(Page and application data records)
————————

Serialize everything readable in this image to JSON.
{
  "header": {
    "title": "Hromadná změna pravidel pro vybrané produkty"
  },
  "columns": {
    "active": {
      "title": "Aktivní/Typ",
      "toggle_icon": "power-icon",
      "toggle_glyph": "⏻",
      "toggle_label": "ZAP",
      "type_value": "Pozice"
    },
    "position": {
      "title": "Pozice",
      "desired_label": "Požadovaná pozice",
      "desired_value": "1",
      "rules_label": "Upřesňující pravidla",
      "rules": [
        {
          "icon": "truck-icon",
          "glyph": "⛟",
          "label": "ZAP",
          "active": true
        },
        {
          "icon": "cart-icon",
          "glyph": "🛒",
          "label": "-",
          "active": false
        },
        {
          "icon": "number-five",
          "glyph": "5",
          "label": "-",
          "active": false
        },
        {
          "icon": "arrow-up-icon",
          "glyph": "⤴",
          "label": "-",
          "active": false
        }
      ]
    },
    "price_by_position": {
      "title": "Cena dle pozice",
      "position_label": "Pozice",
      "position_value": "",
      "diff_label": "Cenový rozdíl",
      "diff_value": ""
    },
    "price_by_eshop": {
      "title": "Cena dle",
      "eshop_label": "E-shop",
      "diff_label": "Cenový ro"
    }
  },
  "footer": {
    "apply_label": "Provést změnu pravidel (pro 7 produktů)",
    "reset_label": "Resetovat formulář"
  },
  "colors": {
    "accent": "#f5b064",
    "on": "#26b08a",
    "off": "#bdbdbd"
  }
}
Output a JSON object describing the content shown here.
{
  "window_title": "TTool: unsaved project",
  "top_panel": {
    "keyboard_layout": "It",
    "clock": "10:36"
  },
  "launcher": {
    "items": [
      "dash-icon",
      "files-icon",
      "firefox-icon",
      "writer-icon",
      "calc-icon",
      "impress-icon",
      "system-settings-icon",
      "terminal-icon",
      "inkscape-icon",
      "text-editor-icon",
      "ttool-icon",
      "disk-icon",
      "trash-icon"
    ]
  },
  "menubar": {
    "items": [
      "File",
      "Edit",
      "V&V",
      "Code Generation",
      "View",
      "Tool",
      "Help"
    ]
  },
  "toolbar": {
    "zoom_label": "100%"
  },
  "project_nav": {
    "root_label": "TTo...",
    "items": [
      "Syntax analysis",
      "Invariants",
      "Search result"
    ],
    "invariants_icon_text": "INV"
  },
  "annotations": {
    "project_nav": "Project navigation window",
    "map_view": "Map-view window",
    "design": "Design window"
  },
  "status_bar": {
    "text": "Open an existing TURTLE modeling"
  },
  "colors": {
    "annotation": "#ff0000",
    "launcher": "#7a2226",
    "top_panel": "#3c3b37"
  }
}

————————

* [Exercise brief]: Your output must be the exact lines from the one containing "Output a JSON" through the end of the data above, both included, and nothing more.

* [Task output]:
Output a JSON object describing the content shown here.
{
  "window_title": "TTool: unsaved project",
  "top_panel": {
    "keyboard_layout": "It",
    "clock": "10:36"
  },
  "launcher": {
    "items": [
      "dash-icon",
      "files-icon",
      "firefox-icon",
      "writer-icon",
      "calc-icon",
      "impress-icon",
      "system-settings-icon",
      "terminal-icon",
      "inkscape-icon",
      "text-editor-icon",
      "ttool-icon",
      "disk-icon",
      "trash-icon"
    ]
  },
  "menubar": {
    "items": [
      "File",
      "Edit",
      "V&V",
      "Code Generation",
      "View",
      "Tool",
      "Help"
    ]
  },
  "toolbar": {
    "zoom_label": "100%"
  },
  "project_nav": {
    "root_label": "TTo...",
    "items": [
      "Syntax analysis",
      "Invariants",
      "Search result"
    ],
    "invariants_icon_text": "INV"
  },
  "annotations": {
    "project_nav": "Project navigation window",
    "map_view": "Map-view window",
    "design": "Design window"
  },
  "status_bar": {
    "text": "Open an existing TURTLE modeling"
  },
  "colors": {
    "annotation": "#ff0000",
    "launcher": "#7a2226",
    "top_panel": "#3c3b37"
  }
}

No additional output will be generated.